Thousands of people have responded to the call of journalists’ unions and the opposition to protest against the so-called “global security” law and its controversial article 24 which penalizes the malicious dissemination of the image of the police .
Several thousand people took to the streets on Saturday, November 21 at the call of journalists’ unions in particular against the text penalizing the malicious dissemination of images of the police, adopted the day before by the National Assembly, deemed to be detrimental to “freedom of expression” and “the rule of law”.
The first and the main one of about twenty demonstrations planned in France began at the Trocadéro in Paris in the early afternoon, in the middle of a large police force. On the black square of people, many of them yellow vests, float the flags of the PCF, EELV, FO, NPA, a banner of “Extinction rebellion” and another of Médiapart: “Democracy dies in the darkness”.
The National Assembly voted Friday evening, after having amended it, the most controversial measure of the proposed law “comprehensive security”: article 24 penalizing the malicious dissemination of images of the police, while accompanying it with guarantees on the “right to inform”.

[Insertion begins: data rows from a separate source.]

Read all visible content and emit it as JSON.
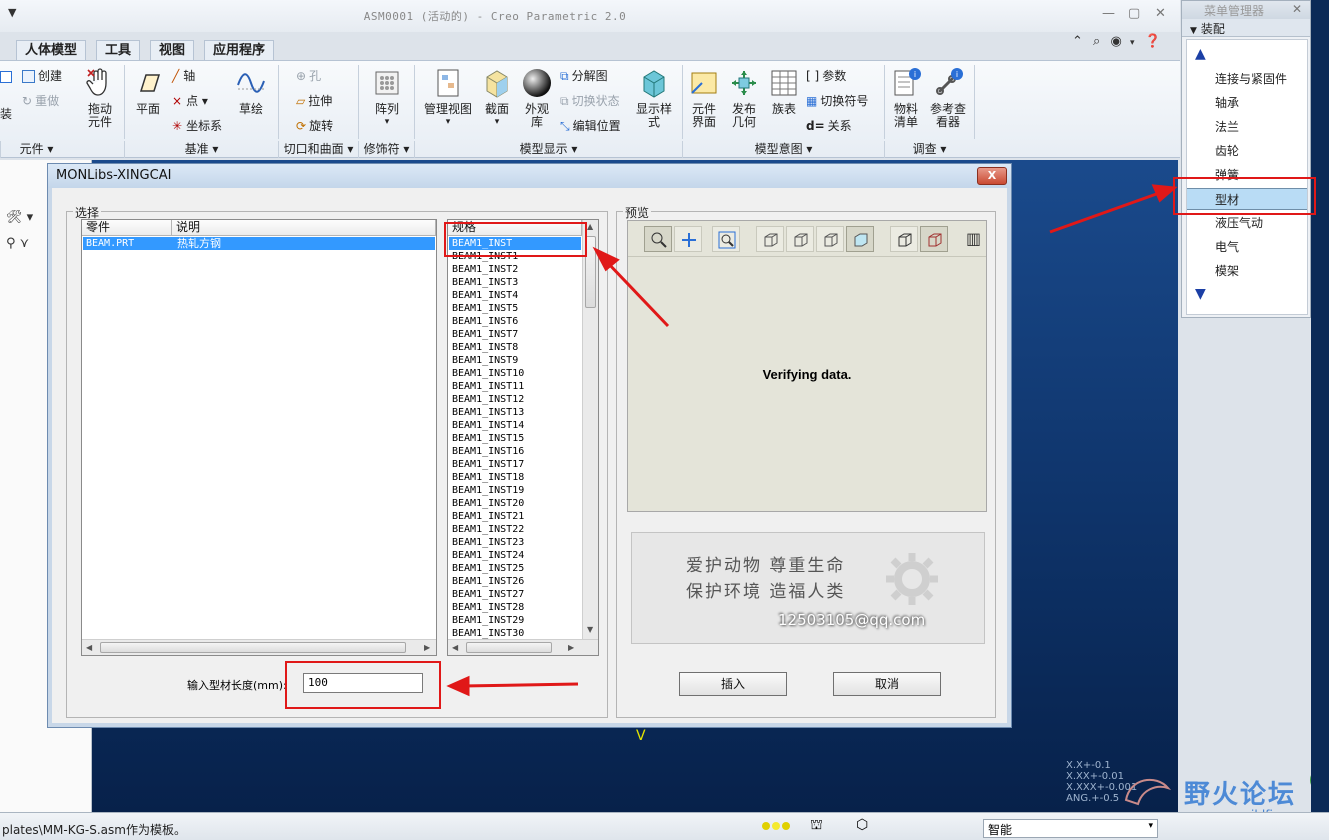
{
  "window": {
    "title": "ASM0001 (活动的) - Creo Parametric 2.0",
    "quick_access": "▼"
  },
  "ribbon": {
    "tabs": [
      "人体模型",
      "工具",
      "视图",
      "应用程序"
    ],
    "buttons": {
      "create": "创建",
      "redo": "重做",
      "install": "装",
      "drag_line1": "拖动",
      "drag_line2": "元件",
      "plane": "平面",
      "axis": "轴",
      "point": "点",
      "csys": "坐标系",
      "sketch": "草绘",
      "hole": "孔",
      "extrude": "拉伸",
      "revolve": "旋转",
      "pattern": "阵列",
      "manage_view": "管理视图",
      "section": "截面",
      "appearance_line1": "外观",
      "appearance_line2": "库",
      "explode": "分解图",
      "toggle_state": "切换状态",
      "edit_position": "编辑位置",
      "display_style_line1": "显示样",
      "display_style_line2": "式",
      "comp_iface_line1": "元件",
      "comp_iface_line2": "界面",
      "publish_geom_line1": "发布",
      "publish_geom_line2": "几何",
      "family_table": "族表",
      "params": "参数",
      "switch_symbol": "切换符号",
      "relations": "关系",
      "bom_line1": "物料",
      "bom_line2": "清单",
      "ref_viewer_line1": "参考查",
      "ref_viewer_line2": "看器"
    },
    "groups": [
      "元件 ▾",
      "基准 ▾",
      "切口和曲面 ▾",
      "修饰符 ▾",
      "模型显示 ▾",
      "模型意图 ▾",
      "调查 ▾"
    ]
  },
  "menu_manager": {
    "title": "菜单管理器",
    "section": "装配",
    "items": [
      "连接与紧固件",
      "轴承",
      "法兰",
      "齿轮",
      "弹簧",
      "型材",
      "液压气动",
      "电气",
      "模架"
    ],
    "selected": "型材"
  },
  "dialog": {
    "title": "MONLibs-XINGCAI",
    "close_label": "X",
    "select_group": "选择",
    "preview_group": "预览",
    "parts_table": {
      "columns": [
        "零件",
        "说明"
      ],
      "rows": [
        {
          "part": "BEAM.PRT",
          "desc": "热轧方钢"
        }
      ]
    },
    "spec_column": "规格",
    "spec_items": [
      "BEAM1_INST",
      "BEAM1_INST1",
      "BEAM1_INST2",
      "BEAM1_INST3",
      "BEAM1_INST4",
      "BEAM1_INST5",
      "BEAM1_INST6",
      "BEAM1_INST7",
      "BEAM1_INST8",
      "BEAM1_INST9",
      "BEAM1_INST10",
      "BEAM1_INST11",
      "BEAM1_INST12",
      "BEAM1_INST13",
      "BEAM1_INST14",
      "BEAM1_INST15",
      "BEAM1_INST16",
      "BEAM1_INST17",
      "BEAM1_INST18",
      "BEAM1_INST19",
      "BEAM1_INST20",
      "BEAM1_INST21",
      "BEAM1_INST22",
      "BEAM1_INST23",
      "BEAM1_INST24",
      "BEAM1_INST25",
      "BEAM1_INST26",
      "BEAM1_INST27",
      "BEAM1_INST28",
      "BEAM1_INST29",
      "BEAM1_INST30"
    ],
    "spec_selected": "BEAM1_INST",
    "preview_status": "Verifying data.",
    "banner_line1": "爱护动物  尊重生命",
    "banner_line2": "保护环境  造福人类",
    "banner_email": "12503105@qq.com",
    "length_label": "输入型材长度(mm):",
    "length_value": "100",
    "insert_label": "插入",
    "cancel_label": "取消"
  },
  "viewport": {
    "coords": [
      "X.X+-0.1",
      "X.XX+-0.01",
      "X.XXX+-0.001",
      "ANG.+-0.5"
    ]
  },
  "statusbar": {
    "message": "plates\\MM-KG-S.asm作为模板。",
    "filter_value": "智能"
  },
  "watermark": {
    "text": "野火论坛",
    "url": "www.proewildfire.cn",
    "badge": "39"
  },
  "colors": {
    "accent_red": "#e01818",
    "selection_blue": "#3399ff",
    "viewport_blue": "#0e3369"
  }
}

This article, but also the possible use of drones during demonstrations and the fear of facial recognition by surveillance cameras, aroused intense emotion in the media, who saw it as a risk of obstructing the freedom to inform. A protester from the Trocadero, Manuel Furtado, is “outraged”: “We are told that we must limit our freedoms for the good of all but this is going too far”. Protesters were also present in the streets of Toulouse.
During the demonstration against the proposed “comprehensive security” law in Toulouse, a fire broke out on Boulevard Lazare Carnot, near Jean-Jaurès. The firefighters quickly came to control him. pic.twitter.com/B98Qz0ME2c
– La Dépêche 31 (@ ladepeche31) November 21, 2020
In Lille, a thousand demonstrators protested earlier behind signs “Even not drone”, “Orwell was right”, “blurring of gueule”. Another thousand in Rennes, ditto in Montpellier. Among the slogans: “lower your weapons, we will lower our phones”.
A press conference was organized at the same time at the headquarters of the Human Rights League in Paris, in the presence of Amnesty International, representatives of journalists’ unions and an official of a minority police union, the CGT -Interior. “We are worried about the slow decline of the rule of law, which seems to lead to a police state,” said Arie Alimi, member of the national office of the League of Human Rights.
In the Figaro, Sylvain Maillard, LREM deputy for Paris, tried to defuse the anger: the text “is not well understood. Obviously we can continue to film anyone and of course the police . ” Journalists’ unions believe that there is no need for a new law “to scare”, while the Penal Code and the law on press freedom of 1881 already punish incitement to hatred .
“Macron, populist in white collar”
Jean-François Cullafroz, of the CFDT, welcomed the mobilization of the editorial directors of the main media against the controversial article, calling on “our press bosses to take a position” during a meeting scheduled for Tuesday at the ministry of ‘Interior. For Pablo Aiquel of the SNJ-CGT, Emmanuel Macron “is a white-collar populist”. “How are we going to ask Poland and Hungary to respect the rule of law when in France we are doing everything to undermine it?” He asked.
The contested article penalizes one year in prison and a fine of 45,000 euros for the dissemination of “the image of the face or any other element of identification” of the police in intervention when it “undermines” their “physical or mental integrity”. Social media campaigns are in the government’s sights.